As of this moment, the collaboration between Mulatu Astatke and The Heliocentrics titled Inspiration Information, the third part in Strut Records’ series, rests firmly at the top of my best records of 2009. An epic, mind-blowing beat exploration that is now awaiting contenders to drop their pressings and challenge this classic.
Mulatu Astatke is a giant of modern music who first rose to prominence in the 60s, fusing Western jazz and funk with traditional Ethiopian folk melodies, five-tone scale arrangements and elements from music of the ancient Coptic church. If you’ve not explored this guy’s formidable back catalog before, what on earth have you been doing?
The Heliocentrics are a London-based collective whose 2007 album Out There, released through Stones Throw offshoot Now-Again, is a psychedelic-jazz odyssey that explicitly invokes the spirits of Sun Ra, David Axelrod and, of course, Mulatu Astatke.

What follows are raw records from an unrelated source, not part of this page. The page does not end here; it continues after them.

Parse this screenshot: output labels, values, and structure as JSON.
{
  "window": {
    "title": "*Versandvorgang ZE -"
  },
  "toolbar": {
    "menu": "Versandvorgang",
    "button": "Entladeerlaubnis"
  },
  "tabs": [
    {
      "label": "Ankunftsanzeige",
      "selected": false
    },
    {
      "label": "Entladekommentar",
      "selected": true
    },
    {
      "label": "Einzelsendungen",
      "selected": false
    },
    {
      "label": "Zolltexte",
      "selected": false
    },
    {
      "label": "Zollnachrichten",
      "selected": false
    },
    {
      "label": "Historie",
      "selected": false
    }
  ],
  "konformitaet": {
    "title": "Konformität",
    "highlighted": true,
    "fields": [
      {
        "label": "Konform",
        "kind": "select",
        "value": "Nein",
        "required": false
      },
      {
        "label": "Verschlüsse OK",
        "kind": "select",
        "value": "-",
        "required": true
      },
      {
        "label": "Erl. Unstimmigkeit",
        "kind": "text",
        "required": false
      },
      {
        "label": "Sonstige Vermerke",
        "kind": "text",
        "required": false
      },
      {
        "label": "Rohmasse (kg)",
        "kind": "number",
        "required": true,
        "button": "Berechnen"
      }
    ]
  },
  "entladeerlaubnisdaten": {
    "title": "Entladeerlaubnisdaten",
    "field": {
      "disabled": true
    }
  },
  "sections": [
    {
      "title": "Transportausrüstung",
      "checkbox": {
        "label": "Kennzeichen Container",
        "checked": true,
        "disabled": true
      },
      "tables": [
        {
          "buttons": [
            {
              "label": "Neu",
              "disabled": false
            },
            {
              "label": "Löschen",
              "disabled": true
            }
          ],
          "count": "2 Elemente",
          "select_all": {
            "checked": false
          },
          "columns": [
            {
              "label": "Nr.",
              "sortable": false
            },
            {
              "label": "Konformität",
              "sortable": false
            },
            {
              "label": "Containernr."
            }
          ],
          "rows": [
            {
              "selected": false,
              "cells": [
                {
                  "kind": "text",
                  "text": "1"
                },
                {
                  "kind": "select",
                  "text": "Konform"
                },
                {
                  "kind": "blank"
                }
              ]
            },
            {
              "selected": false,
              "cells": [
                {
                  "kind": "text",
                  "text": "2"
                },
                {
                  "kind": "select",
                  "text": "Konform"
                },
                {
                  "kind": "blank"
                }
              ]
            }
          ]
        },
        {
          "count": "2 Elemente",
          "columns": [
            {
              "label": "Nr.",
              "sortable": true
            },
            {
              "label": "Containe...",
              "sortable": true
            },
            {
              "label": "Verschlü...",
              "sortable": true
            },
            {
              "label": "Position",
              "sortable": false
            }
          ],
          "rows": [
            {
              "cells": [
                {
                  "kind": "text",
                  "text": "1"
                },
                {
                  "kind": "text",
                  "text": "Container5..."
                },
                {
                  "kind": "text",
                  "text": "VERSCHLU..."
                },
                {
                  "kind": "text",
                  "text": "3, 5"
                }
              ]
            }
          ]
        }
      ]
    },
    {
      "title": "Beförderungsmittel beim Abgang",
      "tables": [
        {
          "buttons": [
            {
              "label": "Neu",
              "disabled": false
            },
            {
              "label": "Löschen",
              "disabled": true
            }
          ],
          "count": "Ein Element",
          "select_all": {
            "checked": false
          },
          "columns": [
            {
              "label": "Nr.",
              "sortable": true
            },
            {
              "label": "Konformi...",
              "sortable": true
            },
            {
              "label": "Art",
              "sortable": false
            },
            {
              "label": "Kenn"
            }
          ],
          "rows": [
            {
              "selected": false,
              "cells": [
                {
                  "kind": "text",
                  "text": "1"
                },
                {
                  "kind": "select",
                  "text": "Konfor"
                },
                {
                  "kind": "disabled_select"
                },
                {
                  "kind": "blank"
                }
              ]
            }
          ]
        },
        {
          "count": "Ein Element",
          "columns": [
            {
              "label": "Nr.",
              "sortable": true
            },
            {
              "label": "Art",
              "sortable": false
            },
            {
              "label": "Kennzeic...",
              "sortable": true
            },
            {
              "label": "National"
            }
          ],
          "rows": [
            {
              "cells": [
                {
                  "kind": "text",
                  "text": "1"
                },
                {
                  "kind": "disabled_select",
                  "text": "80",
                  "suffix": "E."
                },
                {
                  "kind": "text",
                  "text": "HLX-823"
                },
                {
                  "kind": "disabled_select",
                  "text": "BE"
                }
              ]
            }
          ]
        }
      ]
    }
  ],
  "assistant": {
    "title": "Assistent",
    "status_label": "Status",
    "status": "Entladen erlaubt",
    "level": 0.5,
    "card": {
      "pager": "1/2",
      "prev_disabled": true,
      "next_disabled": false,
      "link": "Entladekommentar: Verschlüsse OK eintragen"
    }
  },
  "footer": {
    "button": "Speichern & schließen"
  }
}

Inspiration Information finds the band collaborating at length with their North African hero; the hook-up came about in April 2008 when Karen P asked The Heliocentrics to back Mulatu on his first UK live date in over 15 years. The gig was a roaring success and it was decided that a studio session was in order.
The bulk of recording took place at Quatermass Studios, an analogue set-up in East London, over the week of September 8th-14th, 2008. The Heliocentrics were joined not just by Astatke but by a bunch of London-based Ethiopian musicians including Yezina Nagash, Mesafnit Nagash and Dawit Gebreab, contributing traditional sounds coaxed from such instruments as the krar (six-stringed, five-tone thingy), washint (bamboo flute) and begena (15th century 10-string). Joel Yennior of Boston’s Either Orchestra scored the evocative horn lines and The Heliocentrics overdubbed and arranged the tracks after the main recording had taken place.
The results, a mix of standards and new compositions, are genuinely astonishing – representing a remarkably fluent, expressive clash of Heliocentrics gritty funk and spaced-out, avant-garde style with the earthy, virtuoso grooves and effortless melodic panache of Astatke. Says the band:
“We haven’t tried to recreate an Ethiopiques LP, this is more a collision of both our musical worlds, complete with the diverse influences and experiences that the alliance encompasses, a true exchange of ideas and influence. Something new, grounded in something old.”
Usually when people say shit like that, it’s patently untrue; in this case, it really ain’t. Find out for yourself.